MOLECULAR BIOLOGY AND PHYSIOLOGY OF BITING FLIES AFFECTING LIVESTOCK
Location: Tick and Biting Fly Research
Title: Evaluation of the VetCap® treatment method for horn fly control in cattle
Submitted to: International Journal of Applied Research in Veterinary Medicine
Publication Type: Peer Reviewed Journal
Publication Acceptance Date: May 18, 2011
Publication Date: May 18, 2011
Citation: Li, A.Y., Ross, D., Perez De Leon, A.A. 2011. Evaluation of the VetCap® treatment method for horn fly control in cattle. International Journal of Applied Research in Veterinary Medicine. 9(2):198-203.
Interpretive Summary: The horn fly, Haematobia irritans irritans (L.), is an economically damaging parasite of cattle in several parts of the world. Annual economic losses ascribed to horn fly parasitism in the U.S. alone, are estimated to be $876 million dollars. Despite the evolution of resistance to chemicals able to kill horn flies, the use of insecticides remains an important part of integrated horn fly control programs. Various approaches have been taken to apply insecticides to cattle topically and systemically for horn fly control since the late 1940s. Many insecticide treatment methods require repeated animal handling, which may cause stress in cattle and injury to cattle handlers in addition to added labor costs. VetCap® is an innovative remote insecticide application method developed by SmartVet Pty Ltd (Brisbane, Australia). A field trial was conducted to evaluate the horn fly efficacy, of an encapsulated commercial insecticide (CyLence®) formulation that was applied to cattle using the VetCap® treatment method. One (CyLence®) pour-on treatment group and one untreated group were also included in the study for comparison. Horn fly counts were made two days before and four days after insecticide treatment in all groups, and subsequently on a weekly basis for 5 weeks. Both treatment methods provided significant control of horn flies for about three weeks. A higher level of control was achieved with the pour-on treatment, which was largely due to smaller animal size and lower pre-treatment fly load on animals. Optimization of the VetCap® treatment method may offer the opportunity to enhance efficiencies through diverse veterinary applications in livestock production systems.
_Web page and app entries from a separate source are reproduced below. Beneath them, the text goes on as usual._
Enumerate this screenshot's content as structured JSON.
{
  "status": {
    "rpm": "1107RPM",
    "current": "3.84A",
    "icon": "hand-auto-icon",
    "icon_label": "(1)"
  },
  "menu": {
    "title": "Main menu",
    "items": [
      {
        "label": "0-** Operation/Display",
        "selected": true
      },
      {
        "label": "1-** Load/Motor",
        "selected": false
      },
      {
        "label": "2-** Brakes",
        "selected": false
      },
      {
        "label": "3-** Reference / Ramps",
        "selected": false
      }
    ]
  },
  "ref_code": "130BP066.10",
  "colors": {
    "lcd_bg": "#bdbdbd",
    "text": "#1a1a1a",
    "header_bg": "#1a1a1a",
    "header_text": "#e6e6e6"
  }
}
A field study was conducted to evaluate the efficacy of the VetCap® treatment method, (SmartVet Pty Ltd, Brisbane, Australia) to control horn flies infesting cattle. The VetCap® delivery system consists of a pressure (liquid CO2) driven launcher and an encapsulated insecticide (CyLence®) formulation (10 ml CyLence® gel capsules). Three groups of cattle on three adjacent pastures were used, including (1) animals treated with 10 ml CyLence® pour-on formulation, (2) animals treated with VetCap® treatment method (10 ml CyLence® gel capsule), and (3) the untreated animals. Horn fly counts were conducted at two days prior to treatment, and at 4, 11, 18, 25, 32, and 39 days post treatment. Mean fly numbers per side of animal of all three groups at each sampling date were obtained, and percent controls of each treatment method were generated by comparing them to: (1) the untreated control group, and (2) the pre-treatment fly count within the treatment group. Both treatment methods provided significant control of horn flies for about three weeks. A higher level of control was achieved with the Pour-on treatment, which was largely due to smaller animal size and lower pre-treatment fly load on animals. The VetCap® method is amenable to other applications for the remote treatment of domestic animals and wildlife species. Testing the VetCap® method’s utility to treat cattle, horses, white-tailed deer, and other exotic ungulate wildlife species found to be infested with cattle fever ticks in the US is warranted.